++++ RECORDS PROVIDED ++++

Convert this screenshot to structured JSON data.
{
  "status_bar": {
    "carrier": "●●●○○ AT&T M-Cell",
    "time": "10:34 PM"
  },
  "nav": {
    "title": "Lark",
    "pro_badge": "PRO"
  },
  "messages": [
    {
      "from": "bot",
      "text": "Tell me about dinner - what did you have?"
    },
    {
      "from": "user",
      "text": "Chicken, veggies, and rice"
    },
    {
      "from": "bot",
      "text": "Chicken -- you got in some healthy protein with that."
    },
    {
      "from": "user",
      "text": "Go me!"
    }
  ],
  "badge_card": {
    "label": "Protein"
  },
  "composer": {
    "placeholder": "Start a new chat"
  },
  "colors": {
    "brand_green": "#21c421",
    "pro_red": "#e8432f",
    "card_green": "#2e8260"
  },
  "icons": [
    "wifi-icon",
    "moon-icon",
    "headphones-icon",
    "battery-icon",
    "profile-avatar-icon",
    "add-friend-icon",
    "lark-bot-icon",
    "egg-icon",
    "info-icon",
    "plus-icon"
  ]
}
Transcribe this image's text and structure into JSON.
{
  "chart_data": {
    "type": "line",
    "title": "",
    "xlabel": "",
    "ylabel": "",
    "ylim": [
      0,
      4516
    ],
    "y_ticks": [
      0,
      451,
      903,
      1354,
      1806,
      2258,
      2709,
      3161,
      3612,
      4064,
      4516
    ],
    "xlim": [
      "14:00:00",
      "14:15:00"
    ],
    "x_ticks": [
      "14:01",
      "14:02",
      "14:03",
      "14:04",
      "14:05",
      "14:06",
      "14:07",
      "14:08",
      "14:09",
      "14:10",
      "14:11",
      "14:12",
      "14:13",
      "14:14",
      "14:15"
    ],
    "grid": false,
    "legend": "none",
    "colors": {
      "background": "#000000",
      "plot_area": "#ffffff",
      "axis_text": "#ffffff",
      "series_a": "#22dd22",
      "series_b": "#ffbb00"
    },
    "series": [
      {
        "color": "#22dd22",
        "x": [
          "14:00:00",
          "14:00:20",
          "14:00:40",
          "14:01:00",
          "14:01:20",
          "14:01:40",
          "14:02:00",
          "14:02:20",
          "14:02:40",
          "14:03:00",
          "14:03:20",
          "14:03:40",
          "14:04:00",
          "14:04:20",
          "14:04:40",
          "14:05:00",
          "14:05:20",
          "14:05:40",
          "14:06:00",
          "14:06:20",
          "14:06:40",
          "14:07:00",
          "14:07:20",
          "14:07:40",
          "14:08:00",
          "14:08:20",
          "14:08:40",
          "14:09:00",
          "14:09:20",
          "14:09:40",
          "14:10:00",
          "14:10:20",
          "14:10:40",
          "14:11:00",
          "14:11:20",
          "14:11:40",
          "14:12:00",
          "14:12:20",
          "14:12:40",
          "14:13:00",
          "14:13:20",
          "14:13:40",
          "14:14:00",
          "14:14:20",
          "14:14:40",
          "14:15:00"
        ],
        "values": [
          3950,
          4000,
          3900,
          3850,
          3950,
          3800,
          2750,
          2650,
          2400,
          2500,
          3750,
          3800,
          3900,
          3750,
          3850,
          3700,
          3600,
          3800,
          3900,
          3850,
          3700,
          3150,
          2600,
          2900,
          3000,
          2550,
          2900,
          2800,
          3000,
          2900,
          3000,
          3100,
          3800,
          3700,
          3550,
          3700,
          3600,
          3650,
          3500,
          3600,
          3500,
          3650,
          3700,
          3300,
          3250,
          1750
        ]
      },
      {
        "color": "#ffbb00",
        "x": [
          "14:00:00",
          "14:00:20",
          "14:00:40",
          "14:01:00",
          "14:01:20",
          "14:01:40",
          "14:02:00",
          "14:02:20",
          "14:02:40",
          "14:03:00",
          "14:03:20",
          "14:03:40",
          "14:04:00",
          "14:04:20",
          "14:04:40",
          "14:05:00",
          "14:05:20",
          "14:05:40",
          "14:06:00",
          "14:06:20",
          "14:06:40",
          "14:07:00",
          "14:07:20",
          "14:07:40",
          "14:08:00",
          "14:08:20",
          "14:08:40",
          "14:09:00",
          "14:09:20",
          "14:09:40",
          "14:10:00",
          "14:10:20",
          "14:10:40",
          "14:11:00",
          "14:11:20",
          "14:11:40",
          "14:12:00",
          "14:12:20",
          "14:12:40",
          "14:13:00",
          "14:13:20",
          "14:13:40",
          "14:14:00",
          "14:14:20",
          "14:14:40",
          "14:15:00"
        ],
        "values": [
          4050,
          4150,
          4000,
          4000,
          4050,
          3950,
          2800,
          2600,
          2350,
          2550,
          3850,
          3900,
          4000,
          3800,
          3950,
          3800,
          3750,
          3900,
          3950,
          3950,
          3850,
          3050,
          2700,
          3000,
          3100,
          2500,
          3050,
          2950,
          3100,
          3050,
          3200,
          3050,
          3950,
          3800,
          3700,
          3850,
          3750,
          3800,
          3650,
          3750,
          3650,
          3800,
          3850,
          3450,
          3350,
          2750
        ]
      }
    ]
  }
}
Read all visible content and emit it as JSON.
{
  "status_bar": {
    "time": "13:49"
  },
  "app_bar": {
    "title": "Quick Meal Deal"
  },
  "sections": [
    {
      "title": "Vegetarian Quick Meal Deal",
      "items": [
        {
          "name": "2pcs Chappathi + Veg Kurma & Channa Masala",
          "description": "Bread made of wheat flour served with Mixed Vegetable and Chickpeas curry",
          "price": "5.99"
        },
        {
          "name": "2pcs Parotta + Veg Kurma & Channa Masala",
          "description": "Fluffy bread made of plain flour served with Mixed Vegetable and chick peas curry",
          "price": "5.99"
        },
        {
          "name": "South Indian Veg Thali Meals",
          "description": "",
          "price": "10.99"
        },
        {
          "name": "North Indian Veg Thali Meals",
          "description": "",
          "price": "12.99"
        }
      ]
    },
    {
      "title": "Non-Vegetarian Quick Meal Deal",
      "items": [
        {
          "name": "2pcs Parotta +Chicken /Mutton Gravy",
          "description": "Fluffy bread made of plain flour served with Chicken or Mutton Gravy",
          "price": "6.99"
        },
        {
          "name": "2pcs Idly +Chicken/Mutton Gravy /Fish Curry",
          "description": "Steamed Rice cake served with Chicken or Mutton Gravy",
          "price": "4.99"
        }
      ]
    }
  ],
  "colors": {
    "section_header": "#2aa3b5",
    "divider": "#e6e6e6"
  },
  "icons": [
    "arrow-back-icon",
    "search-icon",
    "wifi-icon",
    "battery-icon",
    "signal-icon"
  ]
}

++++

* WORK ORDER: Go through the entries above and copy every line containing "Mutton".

* OUTPUT FOR THIS EXERCISE:
          "name": "2pcs Parotta +Chicken /Mutton Gravy",
          "description": "Fluffy bread made of plain flour served with Chicken or Mutton Gravy",
          "name": "2pcs Idly +Chicken/Mutton Gravy /Fish Curry",
          "description": "Steamed Rice cake served with Chicken or Mutton Gravy",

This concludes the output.